“My specialties are ethics and political philosophy,” writes Dr. Alex Rajczi of CMC’s Department of Philosophy/Religious Studies, “so my work relates directly to the Gould’s mission of examining the ‘attitudes and values at work in the modern world.’… In 08-09, I will take these interests in two new directions. My goal is to work intensely on two particular questions and complete two new articles by the end of the summer. One project is about the morality of abortion; the other is about the ethics of war.” Rajczi approaches the abortion question by presenting a theory of parenthood: “Creating a child puts another creature into a desperately needed state. Generally, if we put people into needy states—for instance, by stealing their food and leaving them to starve—we are obligated to fulfill their needs. Those duties are not uniform, though. If we intentionally put people into needy states, then we must definitely fulfill the needs; this fact explains why people who voluntarily have children must make large sacrifices for their children’s benefit. But if we accidentally put people into needy states, the extent of our duties depends on whether we took reasonable precautions to prevent the problem in the first place. This general principle implies that women who accidentally become pregnant will have to carry their babies to term if they failed to take reasonable precautions against getting pregnant. If they did, though, then they do not have duties to their children, and abortion in such cases is permissible.”

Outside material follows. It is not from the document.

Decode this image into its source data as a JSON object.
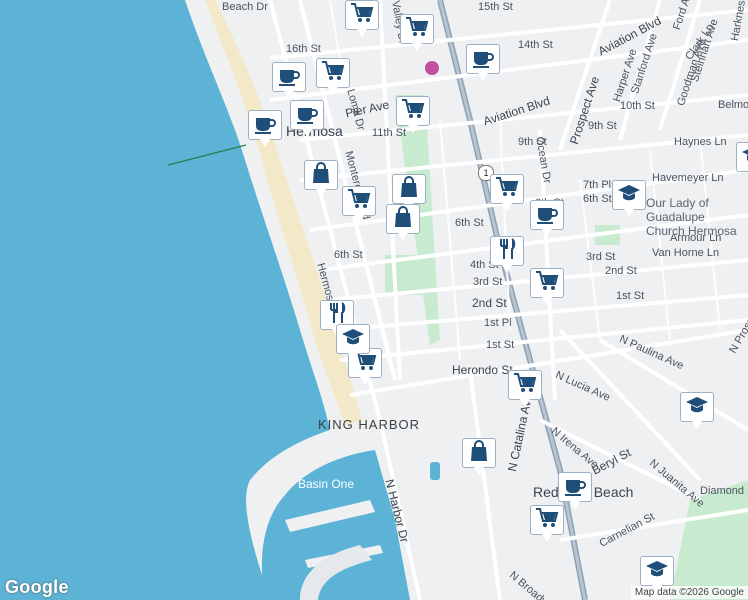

About his other Gould Center-sponsored project Rajzci writes, “Since the Iraq War, there has been a large philosophical debate about preemptive war—war that is not a reaction to an imminent threat, but rather a reaction to a future threat that may or may not materialize. Almost the entire debate has focused on whether the existence of a future threat is a just cause for war. Concretely, the question is whether the fact that Iraq presented a distant and amorphous threat (if indeed it did) is a good justification for attacking it, killing in the process hundreds of thousands of innocent civilians.
“In this paper, I take the debate in a new direction. My argument is that preemptive war will almost always be counter-productive for the country that undertakes it, and thus it violates a separate principle of warfare, one known as the principle of proportionality. The principle of proportionality says that a war is justified only if a war does more good than harm to all involved. I claim that even if we leave aside the enormous death and destruction to, say, the Iraqis, we still find that a policy of preemption does more harm than good to our own citizens. Thus preemptive war is immoral for a very interesting reason: it violates a duty we have to our own people.”